|Doubled plot, August, 2015|
We are fortunate to have fertile soil up our end of the Gallitan valley, and by our method of building up the soil it is sure to remain so. I use no fertilizer or chemicals whatsoever on the garden. My methods don't come from a trendy book or emanate from a cause, but are about as natural and organic as you can get.
|2015 cucumber and tomato crops -- click to enlarge and see|
a rabbit friend, in the grass, upper left hand corner.
Our two new crops in 2015 are the cucumbers and asparagus. We planted asparagus from seed, the result being a half dozen small bushy plants. The gardening literature cautions there will be no edible crop the first year. In view of how small our plants are we will be pleased and a bit surprised if our maiden plants survive the winter.
|Simmering home-made spaghetti sauce on top of our Jenn Air range.|
Last year, I grew long season tomatoes and not a one of them was picking red before our first frost -- actually a hard freeze, indicated by overnight lows of 28 degrees on September 11th and 22 degrees on the 12th (see weather calendar below). But not to worry. Knowing the freeze was coming I bagged and boxed all of the green tomatoes during the daylight hours of September 11. I wrapped the tomatoes in newsprint and stored in boxes in the basement. I pulled out the about half that had ripened in 10 days for making the first batch of spaghetti sauce (we freeze what is not consumed in the first week in meal sized bags) and the other half about 10 days after that, with no more than ten percent of crop going bad along the way.
|The 2014 weather calendar documents the early hard freeze we had September 11 and 12 last year.
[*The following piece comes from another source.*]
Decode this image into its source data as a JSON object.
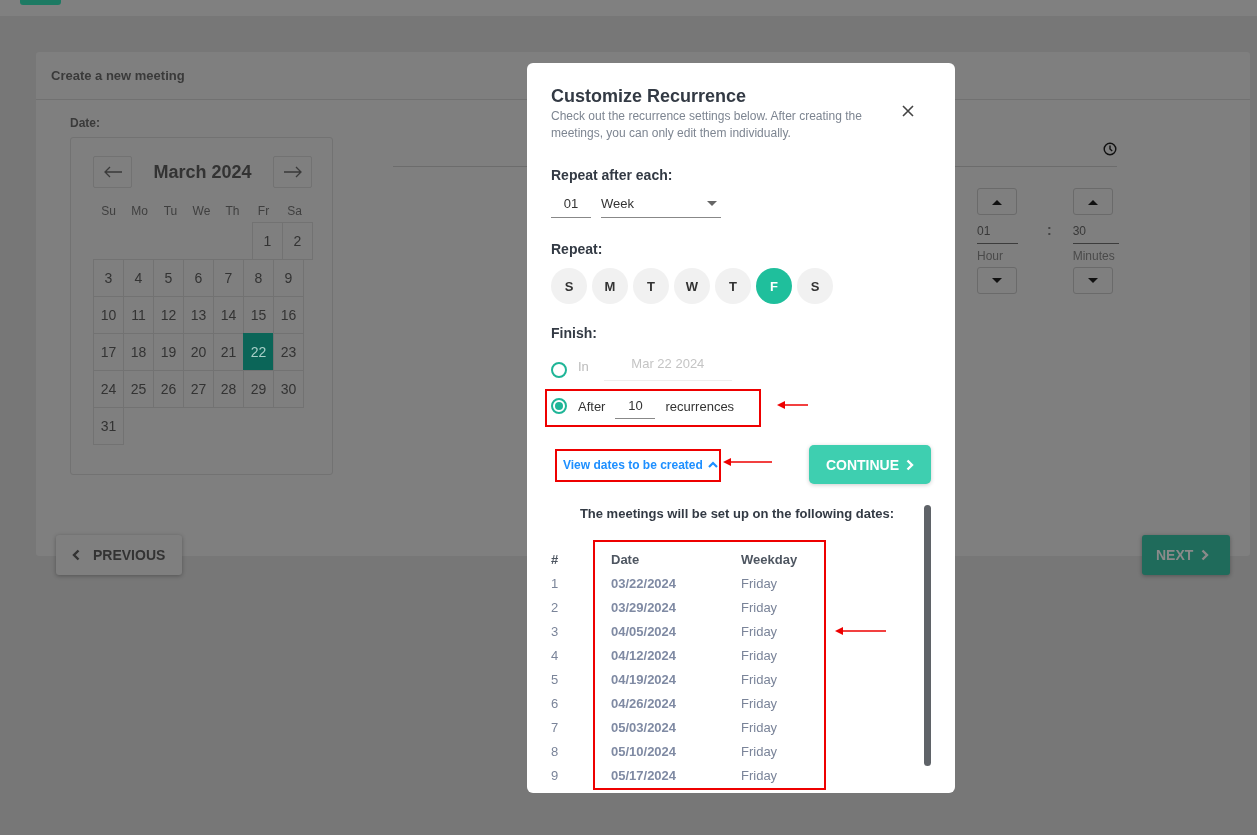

We pulled in the crops to avoid damage, and then enjoyed the two weeks of glorious Indian Summer that followed. Source: www.wunderground.com.|
|The lineup for the 2014 Manahattan Potato Festival.|
|Basil left and a couple of red onions, right.|
|Small asparagus plants, center left, a couple of garlic stalks, right.|
|Bunching onions with a few broccoli leaves in the background.|